Humanity has always been involved in one kind of trade or another. The role of middleman did not follow far behind. Today, the middleman – or agent – remains one of the most attractive business models for those who have no capital to invest. The added benefit is that, unlike franchisees, agents work exclusively for themselves. But where do you start getting into this type of business? Well, a good idea helps:
Here are three recent success stories:
- Frank Audsley lives in Croydon, south of London. He earns over 2,500 euros a month and exports wine to the Far East. At the end of 2010 he enrolled in an import / export agent training course and was completely open to which sector to work in. “I really had no idea what products to start in. But one night I saw a short article on the news about Chinese developing western tastes. A light went on my head and I went to the course’s lead database I knew I had seen a European winery looking for export opportunities. Amazingly, we had reached a deal and found the first buyer within two months! “

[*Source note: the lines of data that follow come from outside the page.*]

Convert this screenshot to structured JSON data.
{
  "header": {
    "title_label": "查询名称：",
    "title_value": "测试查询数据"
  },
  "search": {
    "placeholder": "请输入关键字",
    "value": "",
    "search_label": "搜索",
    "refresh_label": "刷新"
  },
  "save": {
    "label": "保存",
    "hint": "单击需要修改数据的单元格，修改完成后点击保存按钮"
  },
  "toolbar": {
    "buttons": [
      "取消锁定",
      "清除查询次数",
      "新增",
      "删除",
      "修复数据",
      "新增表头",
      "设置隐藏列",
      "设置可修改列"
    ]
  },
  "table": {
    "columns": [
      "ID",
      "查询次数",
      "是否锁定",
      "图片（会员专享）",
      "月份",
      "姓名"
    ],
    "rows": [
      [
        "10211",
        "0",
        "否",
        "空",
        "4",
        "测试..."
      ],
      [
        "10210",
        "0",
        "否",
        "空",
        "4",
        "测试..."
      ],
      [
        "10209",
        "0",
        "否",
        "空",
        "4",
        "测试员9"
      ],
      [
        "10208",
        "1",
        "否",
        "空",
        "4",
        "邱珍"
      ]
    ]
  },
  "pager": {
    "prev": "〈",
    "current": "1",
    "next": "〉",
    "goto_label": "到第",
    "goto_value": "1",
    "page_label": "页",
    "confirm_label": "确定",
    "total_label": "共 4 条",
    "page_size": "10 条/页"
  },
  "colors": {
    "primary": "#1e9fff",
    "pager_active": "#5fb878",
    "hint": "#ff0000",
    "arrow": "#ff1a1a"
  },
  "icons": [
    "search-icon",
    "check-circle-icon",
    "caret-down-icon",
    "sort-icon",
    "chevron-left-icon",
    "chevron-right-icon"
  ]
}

- Meryam Gul is a shopkeeper from North London. It imports garden fencing from India to the UK. She says: “I always wanted to get involved in international trade because I saw how relatives in Cyprus made a living from it.” I discovered how I could get involved in importing and exporting without risking capital – good news, since I had few savings. The fencing opportunity just fell into my hands – an advertisement I saw drew my attention to an Indian supplier looking for an agency and when I contacted them we got along really well. I’ve since learned how to find buyers for him and the product is good and practically sells itself. My husband now runs the store. I forecast an income of £ 50,000 for this second year of trading. “
- Jamie Atwill is a local government employee in the Midlands. He imports organic olive oil from Portugal to Ireland and the Netherlands – “I was on vacation with my girlfriend in Galicia, which is where she is from. We came to Portugal for the day and found this fabulous olive oil at a price of a we have Details recorded, but only when we returned to the UK did we consider importing them here. My friend did a little research and found the agency approach to be the best for us – because we had no capital. And the next day I spotted an ad for a home study course in the press. “Between us we started at the end of the first manual and within six weeks we had negotiated an exclusive contract with the farmer in Ireland and the Netherlands and had already received samples from wholesalers in both countries. We already have nearly a dozen customers who buy the olive oil regularly and we are in the process of switching to organic wines from the same region of Portugal. “
General information on import / export is generally easy to find. Websites like Alibaba and Tradekey are great sources of trade contacts, and support is available from a variety of government agencies, trade associations, etc. Despite these possibilities, there is surprisingly little information on the internet (or anywhere else) on how to do an import / export agent. There is a lot of overlap in the skills required depending on how you approach the business, but the agent’s business model is very different:
1) It allows you to get into world trade without risking your own money or your bank manager’s inventory – a risky business especially when you are starting out.
2) Since you are not legally a client in the deals you have put together, you are not legally responsible if something goes wrong.
3) Compared to an import / export dealer, you can proceed more flexibly. They are comparatively easy to follow the money into newly developing markets, which makes this business model particularly resistant to recessionary economic cycles.
4) A full time agent could potentially make arrangements with half a dozen or more suppliers to make all sorts of products for different markets. So variety is the name of the game!
While it doesn’t always feel like this when you watch the news, world trade is currently booming and it is a good time to get started. There are opportunities in the UK too. UK manufacturing, after years of neglect, is in a comparatively strong export position with a weak pound and low interest rates. Many of you would love to hear from you …
The names have been changed in this article for privacy reasons.